This was an exhausting situation, but some valuable lessons were learned that may help within the organization as well:
- Ensure all security features on your device are enabled: There is little time between when you suspect a device has been stolen and when the device is likely gone forever. All options for device recovery at your disposal are essential for success.
- Contact the police: It is important to get the police involved early to help immediately and with any long-term issues. If you find your phone, have the police recover the device for you. If your identity is stolen and erroneous charges on your bank account or credit report are found it is in your best interest to have a documented claim that explains how the charges could be fraudulent. Taking this step reduces the risk of being liable.
- Understand your organization’s data protection policies: In hindsight, wiping the phone data faster would have been my best course of action. This will protect organizational data that may be on your device as well as protecting your personal data.
- The data is what’s important, not the hardware: A phone is expensive and an attachment to the device is common. Knowingly wiping the data on the phone early on in a potential theft situation is a difficult decision because of the financial repercussions. But, trying to avoid paying for a replacement device is not worth the risk of a stolen identity. If a police report has been filed, seriously consider wiping the data shortly thereafter.
With all of the emotions and concerns running through your head when a cellphone is stolen, it is easy to see why the organization’s procedures for corporate devices and/or data have to be clear and published frequently. Whether corporate or personal, the data on the device is the most valuable thing that was stolen. While recovery of the data might be ideal, it is a higher priority to ensure that the thief doesn’t get to use that data.
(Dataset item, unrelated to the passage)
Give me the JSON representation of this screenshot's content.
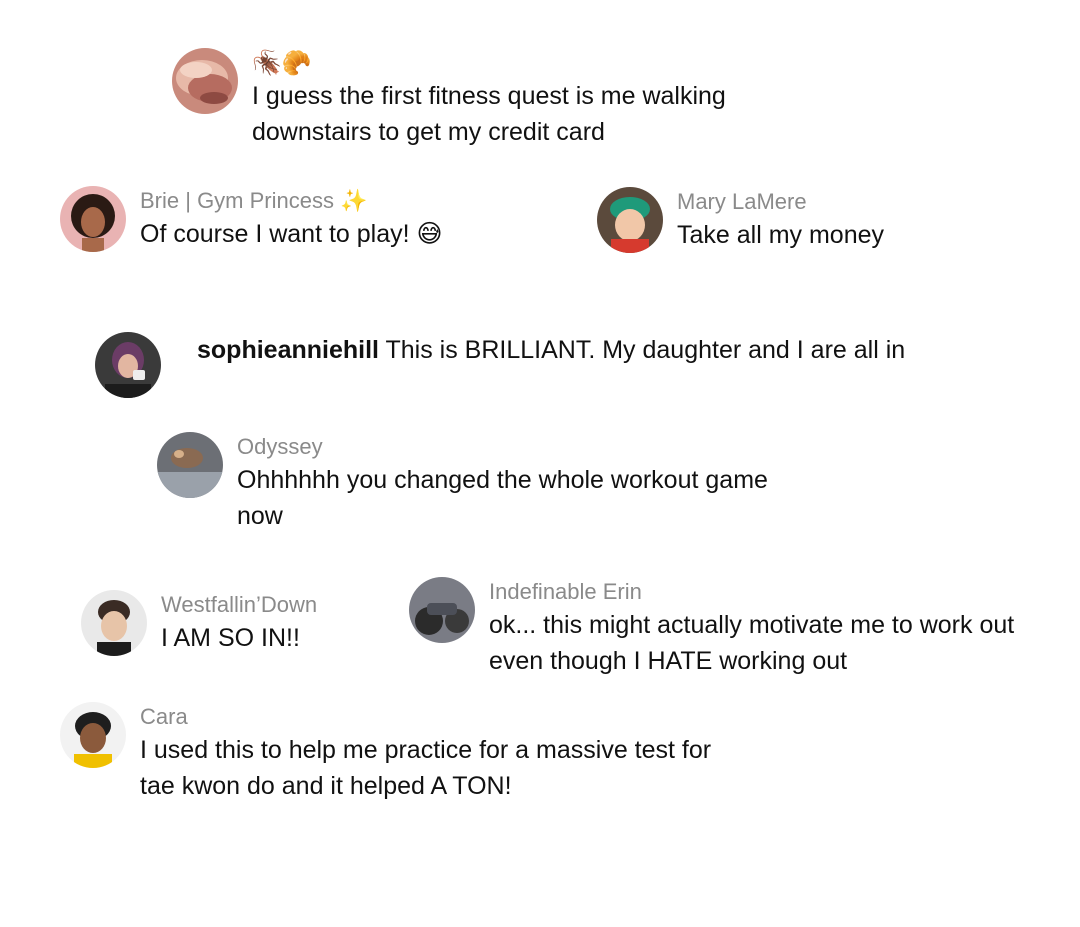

“Smart Phone Thefts Rose to 3.1 Million Last Year, Consumer Reports finds,” Donna Tapellini, Consumer Reports, May 28, 2014,